The principles of auspicious perception

There is a latently deceptive element inherent to situations in which works by the artist Marina Faust are presented. It seems as if the collages, videos, or chair sculptures were not entirely in the place where they are being shown, due to their overall exteriority from their actual purpose or movement. They are referring to a larger whole, as it were, a more comprehensive, a more substantial production than what is presently apprehensible at the moment of contemplation. In the videos, these are very short sequences, whose effect is nevertheless of considerably greater permanence and complexity. In “she wished she would” (2000), for example, it is a temporal collapse of the universal delight at the sight of daisies on the one hand, and the certitude of the popular plant’s highly unlikely appearance near the eye of the actress on the other. Emphasized this way, the eye however is portrayed as a searching eye, as if it was oblivious to the floral decoration around it, or possibly cannot even distinguish it as such due to the close proximity to the visual organ. These continual slight cracks in the narrative, with their emotional reminiscences of and loose references to classic (art) films such as Luis Buñuel and Salvador Dalí’s Un chien andalou (1929) or Věra Chytilová’s Daisies (1966), which simultaneously continue to feed the yearning for deciphering what has been seen, also occur in the following two videos produced by the artist between 1994 and 2004.

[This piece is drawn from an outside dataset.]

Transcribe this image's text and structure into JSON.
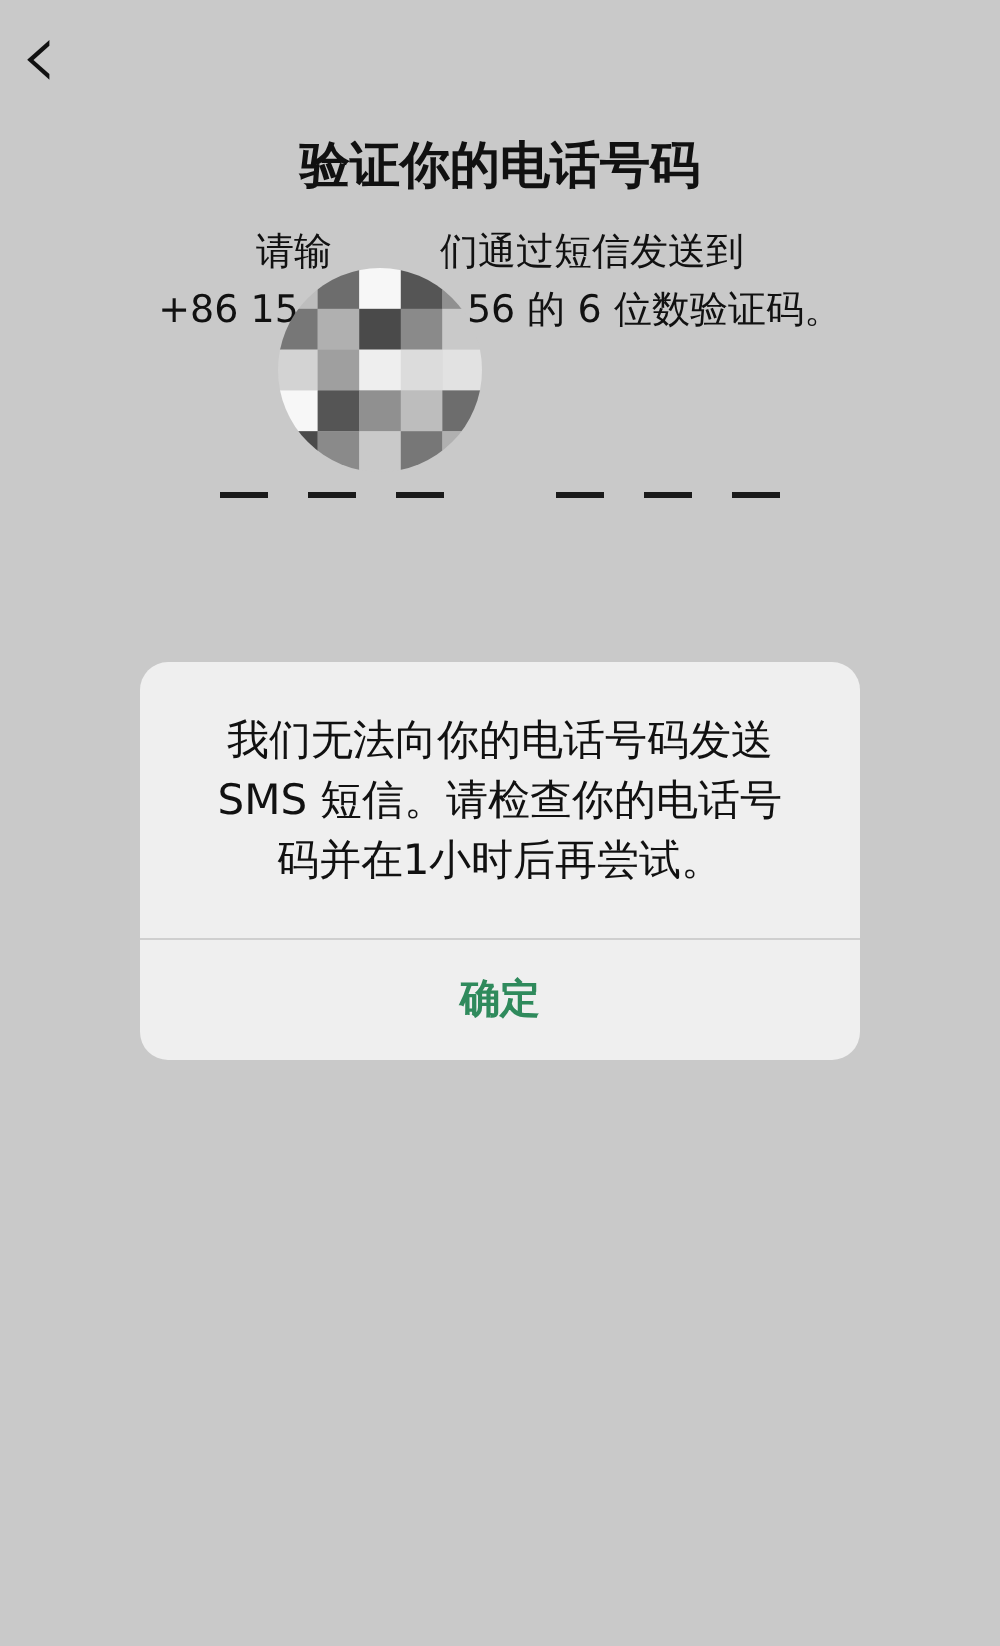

In “where we started” (1997), first a figure becomes visible and subsequently another, taking up the pursuit of some unknown; the uncanny determination of the two anonymous figures in pursuit, wearing wiry face protection and on an indeterminable pursuit vehicle, is broken up by the perception of short, recurring time frames during which the recognition of at least one of the two pursuers seems possible owing to additional incidence of light. In “nur run” (1998), on the other hand, the protagonist herself appears to be on the run, while her white attire, including her snow glasses, hints at the sci-fi cinema from the 1960s and 1970s as spherical inspiration. The narrow field of vision would hardly permit any definitive conclusions as to the particular type of movement were it not for the title’s reference to the fleeing person’s act of running. These are distortions within the subjective vision that in film is also referred to as “POV” (Point of View), yet which simply finds no possible correspondence in the spectacled protagonist. Presented as loops these videos seem to provide the viewer with a greater quantity of vision and hence also knowledge; however, this rarely serves to completely resolve what is seen and rather multiplies irritations with the purpose of putting on a performance of the viewer’s voyeurism itself. Loosely based on Lessing’s theorem, according to which “the more we see, the more we must be able to imagine. And the more we imagine, the more we must think we see” 1*, it is these delicate yet ambiguous games in and with apperception that determine the variety of artistic approaches of Marina Faust in a diverse range of media, elegantly shifting genre attributions and throwing opening other, new windows of opportunity to further horizons of meaning.

Thus, vintage make-up stools originally intended for boudoirs from the 1960s to 1970s, fitted with wheels and upholstered with colorful plush, are stripped of their functional properties and presently turned into a gaudy, quasi-mobile feast for the eyes as so-called “Rolling Stools”. The artist developed the principle of the “Traveling Chairs” in her film work “Gallerande” (2004), in which the behind-the-scenes process of filmmaking became the central, principal motif of the film through a large number of camera operators filming themselves while filming. For a long tracking shot, some of the cinematographers were pushed in a specifically adapted “wheelchair” to ensure the steadiness of the camera during a tour of the set. This adaptation subsequently led to the series of sculptures “Traveling Chairs”, whose operation as a vehicle requires a second person and whose utilization not only permits a somewhat cumbersome form of movement, yet thereby again evokes something filmic and effects a change in the perception of the person pushed as well as their appearance in the eyes of others. For this purpose, the artist uses chairs found, collected, and picked up on the streets of Paris; occasionally also vintage designer chairs such as Philippe Starck’s model “Louis 20”, which in succession is renamed “Louis Bleu” and with its new features takes on a completely different utility, and, having been completely renewed beyond the narrow definitions and functions of its design, an unusual, expanded appearance. In her alienation of the original function of the children’s toy “Fashion Faces”, Faust does not recreate the intended, stereotypical Barbie-look-alikes, but instead developed a collage series called “Faces”, in which the most diverse range of techniques and the documentation of their application on photographic paper or pigment printing on semi-transparent silk tissue paper generate a varied series of different heads, which essence breathe in cubist portraits by modernist painters like Alexandra Exter, Francis Picabia or Fernand Léger, and illustrate the process of perception, the movement of the viewer’s recognition, this process of harmonizing the characteristics and features that shape a face in a cartoon-like, picturesque, and playful manner. In their joint presentation these different works can connect with each other at those many points within Marina Faust’s oeuvre, in which they are respectively inscribed with a generous media openness, continual mobility, and clever, subtle wit.

Christian Egger, Vienna, 2021